What is being asked ->
Give the number of lines in the data that hold the word "color", and nothing else.

········

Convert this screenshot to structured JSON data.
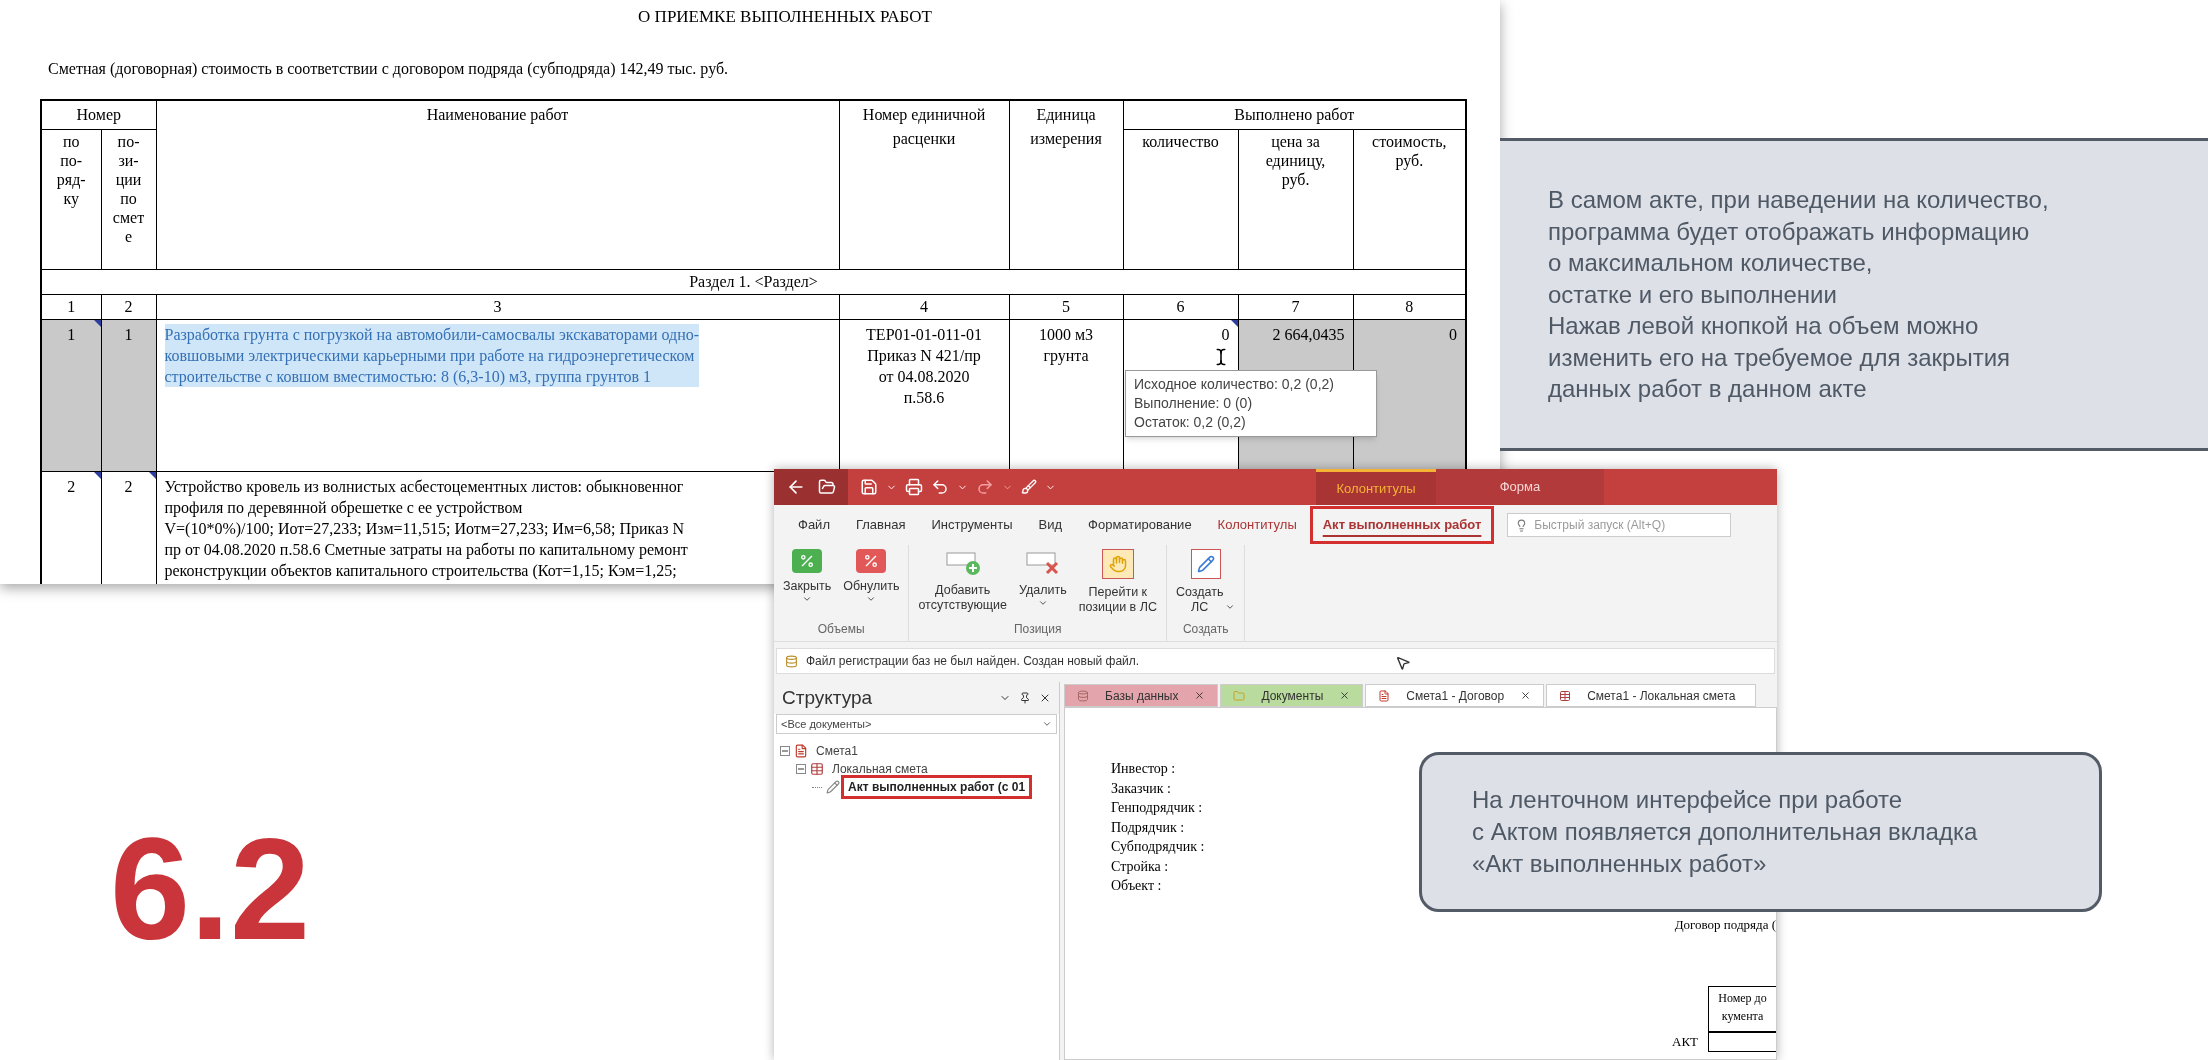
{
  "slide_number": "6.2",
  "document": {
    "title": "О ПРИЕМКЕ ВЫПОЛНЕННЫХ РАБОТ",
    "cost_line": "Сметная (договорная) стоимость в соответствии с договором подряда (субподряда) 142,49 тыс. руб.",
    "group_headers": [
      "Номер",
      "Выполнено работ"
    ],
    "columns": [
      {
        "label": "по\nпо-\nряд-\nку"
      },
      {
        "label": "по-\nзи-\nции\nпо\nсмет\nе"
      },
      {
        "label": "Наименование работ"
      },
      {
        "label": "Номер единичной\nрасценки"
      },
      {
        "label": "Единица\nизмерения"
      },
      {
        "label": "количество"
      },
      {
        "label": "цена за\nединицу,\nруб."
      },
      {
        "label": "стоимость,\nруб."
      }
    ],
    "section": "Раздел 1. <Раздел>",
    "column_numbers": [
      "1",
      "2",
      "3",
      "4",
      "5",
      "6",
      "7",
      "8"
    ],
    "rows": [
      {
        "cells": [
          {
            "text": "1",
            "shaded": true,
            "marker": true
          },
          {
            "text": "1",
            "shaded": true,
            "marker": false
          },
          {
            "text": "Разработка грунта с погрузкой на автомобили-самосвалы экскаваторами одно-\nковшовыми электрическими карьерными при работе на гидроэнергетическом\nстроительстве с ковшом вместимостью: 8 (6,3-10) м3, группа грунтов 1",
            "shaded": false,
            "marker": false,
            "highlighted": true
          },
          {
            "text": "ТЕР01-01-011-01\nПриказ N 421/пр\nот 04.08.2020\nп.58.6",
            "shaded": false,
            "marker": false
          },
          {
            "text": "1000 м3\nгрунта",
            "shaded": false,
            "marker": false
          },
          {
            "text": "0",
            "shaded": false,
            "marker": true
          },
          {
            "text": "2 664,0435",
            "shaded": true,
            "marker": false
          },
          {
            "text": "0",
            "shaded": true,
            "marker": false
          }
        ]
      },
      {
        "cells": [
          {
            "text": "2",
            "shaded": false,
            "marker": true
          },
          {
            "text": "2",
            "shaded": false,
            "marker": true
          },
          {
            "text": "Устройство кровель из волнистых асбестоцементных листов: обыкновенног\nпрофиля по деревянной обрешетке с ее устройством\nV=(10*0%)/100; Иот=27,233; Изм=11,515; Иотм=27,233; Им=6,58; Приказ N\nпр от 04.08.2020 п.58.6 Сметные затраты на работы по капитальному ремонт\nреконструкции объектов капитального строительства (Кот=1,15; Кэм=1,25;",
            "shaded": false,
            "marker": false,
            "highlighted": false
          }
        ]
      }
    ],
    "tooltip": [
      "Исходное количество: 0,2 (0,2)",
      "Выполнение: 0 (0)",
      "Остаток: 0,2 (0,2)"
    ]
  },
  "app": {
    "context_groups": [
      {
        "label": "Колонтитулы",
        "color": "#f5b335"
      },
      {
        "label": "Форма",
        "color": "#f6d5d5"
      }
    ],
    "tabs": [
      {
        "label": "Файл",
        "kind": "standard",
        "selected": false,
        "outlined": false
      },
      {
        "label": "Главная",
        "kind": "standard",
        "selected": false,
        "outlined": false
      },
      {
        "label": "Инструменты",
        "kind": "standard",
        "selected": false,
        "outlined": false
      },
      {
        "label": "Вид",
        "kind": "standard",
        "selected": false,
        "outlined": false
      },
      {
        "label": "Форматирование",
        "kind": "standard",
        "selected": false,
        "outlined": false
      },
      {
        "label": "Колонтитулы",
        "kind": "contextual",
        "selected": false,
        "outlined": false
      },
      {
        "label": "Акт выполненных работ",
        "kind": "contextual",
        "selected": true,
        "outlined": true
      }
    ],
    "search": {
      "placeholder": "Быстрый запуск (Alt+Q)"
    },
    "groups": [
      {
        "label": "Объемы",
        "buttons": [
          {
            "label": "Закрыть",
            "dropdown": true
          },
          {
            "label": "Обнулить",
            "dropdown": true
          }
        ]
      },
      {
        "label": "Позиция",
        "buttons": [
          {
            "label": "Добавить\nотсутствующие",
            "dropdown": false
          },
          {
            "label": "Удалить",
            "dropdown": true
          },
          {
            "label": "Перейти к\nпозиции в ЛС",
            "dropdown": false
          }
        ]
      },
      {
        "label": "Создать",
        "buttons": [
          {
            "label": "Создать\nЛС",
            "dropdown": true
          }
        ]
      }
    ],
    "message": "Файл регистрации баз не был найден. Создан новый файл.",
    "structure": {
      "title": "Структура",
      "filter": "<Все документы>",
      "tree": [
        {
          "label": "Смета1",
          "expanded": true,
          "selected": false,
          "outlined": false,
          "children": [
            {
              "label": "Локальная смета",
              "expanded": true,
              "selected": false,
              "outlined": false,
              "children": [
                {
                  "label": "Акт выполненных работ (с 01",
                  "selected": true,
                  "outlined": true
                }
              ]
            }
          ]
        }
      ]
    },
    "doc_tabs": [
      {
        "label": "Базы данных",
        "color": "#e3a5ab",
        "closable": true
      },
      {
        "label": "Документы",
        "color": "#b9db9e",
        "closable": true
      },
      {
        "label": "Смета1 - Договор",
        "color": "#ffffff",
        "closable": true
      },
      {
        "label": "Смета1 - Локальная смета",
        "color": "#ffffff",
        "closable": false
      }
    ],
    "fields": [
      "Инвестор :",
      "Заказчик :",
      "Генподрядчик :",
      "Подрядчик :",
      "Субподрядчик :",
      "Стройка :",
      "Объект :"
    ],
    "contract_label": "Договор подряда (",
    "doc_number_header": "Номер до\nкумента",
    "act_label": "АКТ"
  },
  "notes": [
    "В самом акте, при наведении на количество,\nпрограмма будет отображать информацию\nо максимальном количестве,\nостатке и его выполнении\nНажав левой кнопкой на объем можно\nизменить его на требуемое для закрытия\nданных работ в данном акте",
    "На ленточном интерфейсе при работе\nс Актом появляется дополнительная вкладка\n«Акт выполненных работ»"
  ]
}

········

Written answer ->
6